Substance dualism, meanwhile, is the claim that conscious beings involve two different kinds of substances, both physical matter and an immaterial soul. When we are speaking strictly, we might say either that I am a composite of both a body and a soul, with my soul being the essential and ultimately more important part, or else just (the view I prefer) that I am a soul which bears a certain kind of special causal relationship to my body. As I will understand it, substance dualism identifies the subject of experience with the soul; the soul is what experiences qualia. It is therefore does commit us to a view about the self, namely that it is an immaterial substance. I will present several arguments specifically for substance dualism.
Substance dualism of the sort I will defend is sometimes called “Cartesian dualism,” after its most famous proponent, René Descartes–the father of modern philosophy, and a character who will reappear in some later posts. I accept the “Cartesian” label on the condition that, of course, it doesn’t entail my agreeing with all the details of how Descartes fleshed out his view. For some details, this goes without saying: nobody nowadays think the pineal gland plays the special role Descartes gave it. But as someone who works professionally on the ethical treatment of animals, I will single out one particular detail. Probably Descartes’ most sinister and ridiculous view was that non-human animals lack souls, and therefore lack the ability to feel pain, and are therefore fair targets for vivisection and other forms of abuse. Perhaps the most generous thing that can be said on Descartes’ behalf was that support for vivisection was the norm among “men of science” of that era, who generally dismissed opposition to it as allowing mere sentiment to get in the way of the pursuit of knowledge. (Apparently this attitude persisted for some centuries, judging from C.S. Lewis’ essay “Vivisection,” reprinted here.) What really seems to have driven the vivisection was not, as some claim, a superstitious commitment to dualism, but rather a commitment to pursuing science over the objections of those with moral qualms.

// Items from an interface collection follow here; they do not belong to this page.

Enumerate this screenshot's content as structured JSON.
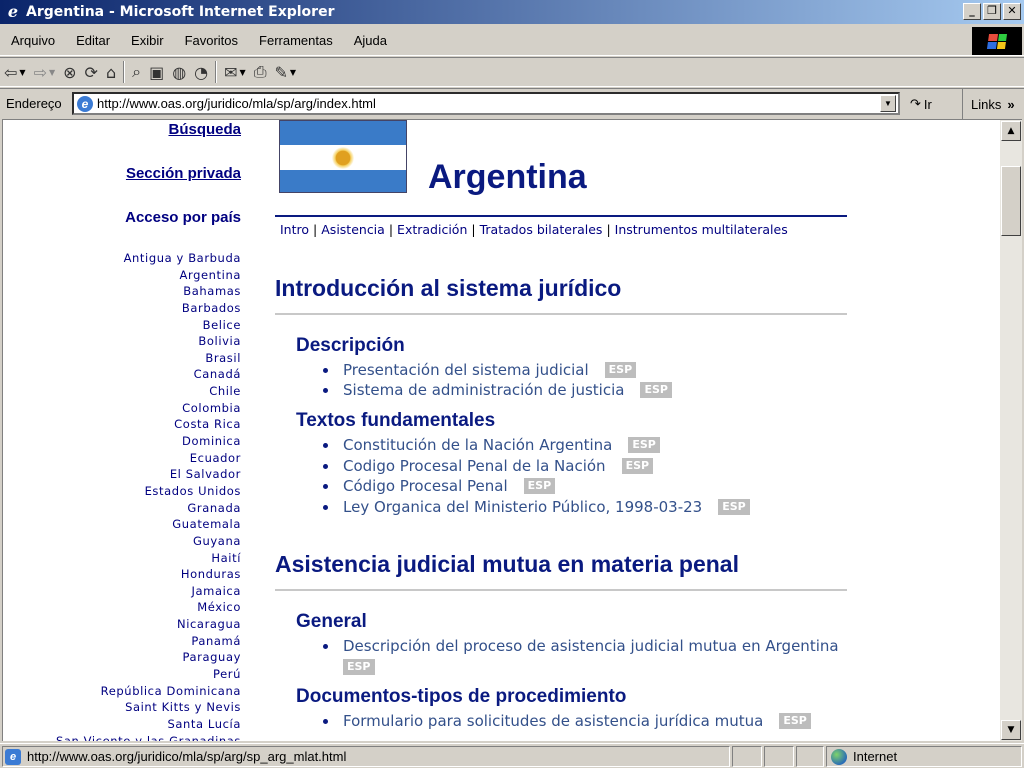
{
  "window": {
    "title": "Argentina - Microsoft Internet Explorer",
    "buttons": [
      "_",
      "❐",
      "✕"
    ]
  },
  "menu": [
    "Arquivo",
    "Editar",
    "Exibir",
    "Favoritos",
    "Ferramentas",
    "Ajuda"
  ],
  "address": {
    "label": "Endereço",
    "url": "http://www.oas.org/juridico/mla/sp/arg/index.html",
    "go": "Ir",
    "links": "Links"
  },
  "status": {
    "text": "http://www.oas.org/juridico/mla/sp/arg/sp_arg_mlat.html",
    "zone": "Internet"
  },
  "sidebar": {
    "search": "Búsqueda",
    "private": "Sección privada",
    "access": "Acceso por país",
    "countries": [
      "Antigua y Barbuda",
      "Argentina",
      "Bahamas",
      "Barbados",
      "Belice",
      "Bolivia",
      "Brasil",
      "Canadá",
      "Chile",
      "Colombia",
      "Costa Rica",
      "Dominica",
      "Ecuador",
      "El Salvador",
      "Estados Unidos",
      "Granada",
      "Guatemala",
      "Guyana",
      "Haití",
      "Honduras",
      "Jamaica",
      "México",
      "Nicaragua",
      "Panamá",
      "Paraguay",
      "Perú",
      "República Dominicana",
      "Saint Kitts y Nevis",
      "Santa Lucía",
      "San Vicente y las Granadinas"
    ]
  },
  "page": {
    "title": "Argentina",
    "nav": [
      "Intro",
      "Asistencia",
      "Extradición",
      "Tratados bilaterales",
      "Instrumentos multilaterales"
    ],
    "esp": "ESP",
    "section1": {
      "title": "Introducción al sistema jurídico",
      "descripcion": {
        "title": "Descripción",
        "items": [
          "Presentación del sistema judicial",
          "Sistema de administración de justicia"
        ]
      },
      "textos": {
        "title": "Textos fundamentales",
        "items": [
          "Constitución de la Nación Argentina",
          "Codigo Procesal Penal de la Nación",
          "Código Procesal Penal",
          "Ley Organica del Ministerio Público, 1998-03-23"
        ]
      }
    },
    "section2": {
      "title": "Asistencia judicial mutua en materia penal",
      "general": {
        "title": "General",
        "items": [
          "Descripción del proceso de asistencia judicial mutua en Argentina"
        ]
      },
      "documentos": {
        "title": "Documentos-tipos de procedimiento",
        "items": [
          "Formulario para solicitudes de asistencia jurídica mutua"
        ]
      }
    }
  }
}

Anyway, Descartes’ rejection of animal consciousness is not essential to the view. (Indeed, his reasons for rejecting it are at best reasons for thinking animals lack the capacity for reasoning or abstract thought, not that they lack the capacity for conscious experience.) I take it as beyond dispute that animals have conscious experiences. The arguments I provide, if successful, will entail that any subject of experience is a soul. Since they entail this, and since I claimed that all experiences must have subjects, my arguments entail that any conscious being possesses an immaterial soul, and therefore (since many non-humans are conscious) that many non-humans possess one as well. If dualism has sometimes been used to justify a kind of chauvinism in favor of humans, mine should not be: if anything, it should lead us to a renewed appreciation of our fellow spiritual creatures. (And of course, the same will apply if conscious artificial intelligence is ever developed, which as far as I know is possible in principle.)
Anyway, enough setup. In the next post, I start arguing for dualism.